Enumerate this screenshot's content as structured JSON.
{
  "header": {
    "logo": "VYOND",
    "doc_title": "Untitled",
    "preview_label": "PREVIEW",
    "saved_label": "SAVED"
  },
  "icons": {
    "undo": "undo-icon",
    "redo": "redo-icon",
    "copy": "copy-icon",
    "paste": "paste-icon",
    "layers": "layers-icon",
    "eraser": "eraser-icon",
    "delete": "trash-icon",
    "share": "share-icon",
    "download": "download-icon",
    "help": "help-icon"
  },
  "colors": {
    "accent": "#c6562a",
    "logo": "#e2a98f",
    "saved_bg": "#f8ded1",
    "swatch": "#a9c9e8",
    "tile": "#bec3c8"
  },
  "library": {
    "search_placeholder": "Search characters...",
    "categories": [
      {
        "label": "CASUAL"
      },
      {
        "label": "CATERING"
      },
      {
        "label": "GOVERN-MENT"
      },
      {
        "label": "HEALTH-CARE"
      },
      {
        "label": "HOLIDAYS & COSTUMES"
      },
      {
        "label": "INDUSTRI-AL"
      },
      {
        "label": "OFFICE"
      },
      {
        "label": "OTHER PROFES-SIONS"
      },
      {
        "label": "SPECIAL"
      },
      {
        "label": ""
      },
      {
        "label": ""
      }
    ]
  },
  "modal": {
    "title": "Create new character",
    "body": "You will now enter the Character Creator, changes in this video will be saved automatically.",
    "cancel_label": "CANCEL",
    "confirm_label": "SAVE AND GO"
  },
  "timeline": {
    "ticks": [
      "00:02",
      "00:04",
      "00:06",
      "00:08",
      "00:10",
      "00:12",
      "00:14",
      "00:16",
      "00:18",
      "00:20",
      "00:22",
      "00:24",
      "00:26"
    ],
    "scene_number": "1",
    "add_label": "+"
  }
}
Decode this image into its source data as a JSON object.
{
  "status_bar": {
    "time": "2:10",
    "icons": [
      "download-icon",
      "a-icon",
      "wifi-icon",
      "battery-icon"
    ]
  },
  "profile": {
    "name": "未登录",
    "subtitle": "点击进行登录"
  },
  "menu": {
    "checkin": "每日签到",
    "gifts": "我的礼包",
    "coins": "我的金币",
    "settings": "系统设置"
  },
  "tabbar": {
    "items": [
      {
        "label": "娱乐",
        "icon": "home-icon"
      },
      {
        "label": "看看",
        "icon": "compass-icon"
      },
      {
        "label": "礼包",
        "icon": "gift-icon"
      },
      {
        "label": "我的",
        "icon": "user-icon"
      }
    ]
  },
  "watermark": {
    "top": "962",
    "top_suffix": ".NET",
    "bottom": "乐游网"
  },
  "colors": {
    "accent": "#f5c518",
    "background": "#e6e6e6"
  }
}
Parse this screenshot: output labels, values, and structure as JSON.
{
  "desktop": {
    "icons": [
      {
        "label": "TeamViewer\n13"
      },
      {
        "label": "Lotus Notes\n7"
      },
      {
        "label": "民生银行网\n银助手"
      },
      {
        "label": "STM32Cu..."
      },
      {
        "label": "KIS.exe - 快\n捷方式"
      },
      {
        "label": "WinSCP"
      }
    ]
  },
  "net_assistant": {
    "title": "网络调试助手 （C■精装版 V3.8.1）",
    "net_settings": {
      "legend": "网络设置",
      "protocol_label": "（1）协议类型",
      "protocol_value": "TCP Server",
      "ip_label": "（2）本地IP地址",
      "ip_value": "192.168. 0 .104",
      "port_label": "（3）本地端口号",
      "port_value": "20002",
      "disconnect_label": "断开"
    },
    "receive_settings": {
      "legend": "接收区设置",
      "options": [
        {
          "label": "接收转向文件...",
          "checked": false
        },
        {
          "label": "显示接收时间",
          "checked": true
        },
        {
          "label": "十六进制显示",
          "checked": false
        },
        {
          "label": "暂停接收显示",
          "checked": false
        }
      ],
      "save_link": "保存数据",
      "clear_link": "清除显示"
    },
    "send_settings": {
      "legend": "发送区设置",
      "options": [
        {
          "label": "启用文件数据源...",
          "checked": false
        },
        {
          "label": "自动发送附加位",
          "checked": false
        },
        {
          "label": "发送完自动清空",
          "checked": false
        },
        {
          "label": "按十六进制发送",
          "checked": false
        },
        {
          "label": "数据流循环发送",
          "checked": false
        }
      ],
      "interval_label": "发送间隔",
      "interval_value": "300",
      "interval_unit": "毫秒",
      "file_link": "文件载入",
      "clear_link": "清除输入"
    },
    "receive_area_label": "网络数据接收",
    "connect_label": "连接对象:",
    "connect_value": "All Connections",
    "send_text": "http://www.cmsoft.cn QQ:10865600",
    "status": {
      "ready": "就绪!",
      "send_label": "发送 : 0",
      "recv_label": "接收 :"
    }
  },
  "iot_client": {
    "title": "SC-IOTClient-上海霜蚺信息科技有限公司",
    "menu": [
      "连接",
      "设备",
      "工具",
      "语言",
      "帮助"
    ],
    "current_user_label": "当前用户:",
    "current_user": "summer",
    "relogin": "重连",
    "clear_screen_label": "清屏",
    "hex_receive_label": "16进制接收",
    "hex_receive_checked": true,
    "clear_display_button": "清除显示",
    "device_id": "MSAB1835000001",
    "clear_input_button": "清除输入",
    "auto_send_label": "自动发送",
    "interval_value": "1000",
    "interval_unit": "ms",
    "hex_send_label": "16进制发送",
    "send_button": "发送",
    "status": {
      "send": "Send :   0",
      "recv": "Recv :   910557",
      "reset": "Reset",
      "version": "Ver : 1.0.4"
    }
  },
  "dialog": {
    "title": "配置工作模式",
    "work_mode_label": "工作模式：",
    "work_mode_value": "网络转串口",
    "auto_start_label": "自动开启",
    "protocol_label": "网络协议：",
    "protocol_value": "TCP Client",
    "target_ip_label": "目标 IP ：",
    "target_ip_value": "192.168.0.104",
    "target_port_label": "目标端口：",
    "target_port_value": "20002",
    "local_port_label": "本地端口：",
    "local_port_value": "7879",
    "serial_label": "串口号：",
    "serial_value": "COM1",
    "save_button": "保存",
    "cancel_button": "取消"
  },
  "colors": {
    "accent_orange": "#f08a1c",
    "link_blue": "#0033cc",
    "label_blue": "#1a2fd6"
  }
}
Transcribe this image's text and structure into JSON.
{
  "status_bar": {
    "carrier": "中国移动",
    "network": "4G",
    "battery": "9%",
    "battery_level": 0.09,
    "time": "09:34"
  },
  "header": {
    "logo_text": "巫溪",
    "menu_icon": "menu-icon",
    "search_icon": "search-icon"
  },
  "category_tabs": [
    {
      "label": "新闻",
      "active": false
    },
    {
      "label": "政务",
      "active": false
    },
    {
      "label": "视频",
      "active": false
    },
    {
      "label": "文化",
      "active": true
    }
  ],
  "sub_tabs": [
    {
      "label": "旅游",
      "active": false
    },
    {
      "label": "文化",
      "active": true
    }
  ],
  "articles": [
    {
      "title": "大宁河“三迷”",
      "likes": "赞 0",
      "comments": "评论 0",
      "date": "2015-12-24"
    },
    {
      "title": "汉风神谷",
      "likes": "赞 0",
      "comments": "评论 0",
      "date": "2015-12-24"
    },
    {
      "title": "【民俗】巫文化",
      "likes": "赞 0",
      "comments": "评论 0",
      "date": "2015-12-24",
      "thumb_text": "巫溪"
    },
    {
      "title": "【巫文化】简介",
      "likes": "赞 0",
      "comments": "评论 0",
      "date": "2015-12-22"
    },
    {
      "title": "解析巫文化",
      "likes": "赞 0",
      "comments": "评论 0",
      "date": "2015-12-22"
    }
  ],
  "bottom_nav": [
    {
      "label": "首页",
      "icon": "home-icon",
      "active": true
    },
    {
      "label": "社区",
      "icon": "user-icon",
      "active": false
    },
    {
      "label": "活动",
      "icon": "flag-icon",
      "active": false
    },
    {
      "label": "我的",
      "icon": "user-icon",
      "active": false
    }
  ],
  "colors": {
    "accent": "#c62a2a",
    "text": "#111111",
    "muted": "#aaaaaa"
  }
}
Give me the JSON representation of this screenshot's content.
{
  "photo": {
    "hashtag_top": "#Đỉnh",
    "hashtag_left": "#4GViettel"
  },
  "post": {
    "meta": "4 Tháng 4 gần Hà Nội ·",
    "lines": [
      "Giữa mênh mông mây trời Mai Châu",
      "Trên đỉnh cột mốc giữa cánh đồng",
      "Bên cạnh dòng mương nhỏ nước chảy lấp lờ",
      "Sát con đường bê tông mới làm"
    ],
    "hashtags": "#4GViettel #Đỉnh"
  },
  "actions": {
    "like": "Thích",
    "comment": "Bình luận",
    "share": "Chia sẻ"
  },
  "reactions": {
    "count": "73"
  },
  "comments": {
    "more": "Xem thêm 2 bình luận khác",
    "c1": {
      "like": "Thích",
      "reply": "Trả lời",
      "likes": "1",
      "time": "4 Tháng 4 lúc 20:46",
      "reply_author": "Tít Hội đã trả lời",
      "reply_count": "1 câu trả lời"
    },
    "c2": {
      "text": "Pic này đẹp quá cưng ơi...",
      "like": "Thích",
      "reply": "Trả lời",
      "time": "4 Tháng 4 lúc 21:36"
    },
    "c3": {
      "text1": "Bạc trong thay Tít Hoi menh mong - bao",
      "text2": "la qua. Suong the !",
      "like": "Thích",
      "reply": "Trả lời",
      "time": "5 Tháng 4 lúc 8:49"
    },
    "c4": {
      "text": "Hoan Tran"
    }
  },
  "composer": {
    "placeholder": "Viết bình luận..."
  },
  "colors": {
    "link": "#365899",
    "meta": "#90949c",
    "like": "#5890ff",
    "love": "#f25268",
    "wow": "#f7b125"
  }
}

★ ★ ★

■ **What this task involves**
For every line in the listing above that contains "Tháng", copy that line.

■ **Answer area**
    "meta": "4 Tháng 4 gần Hà Nội ·",
      "time": "4 Tháng 4 lúc 20:46",
      "time": "4 Tháng 4 lúc 21:36"
      "time": "5 Tháng 4 lúc 8:49"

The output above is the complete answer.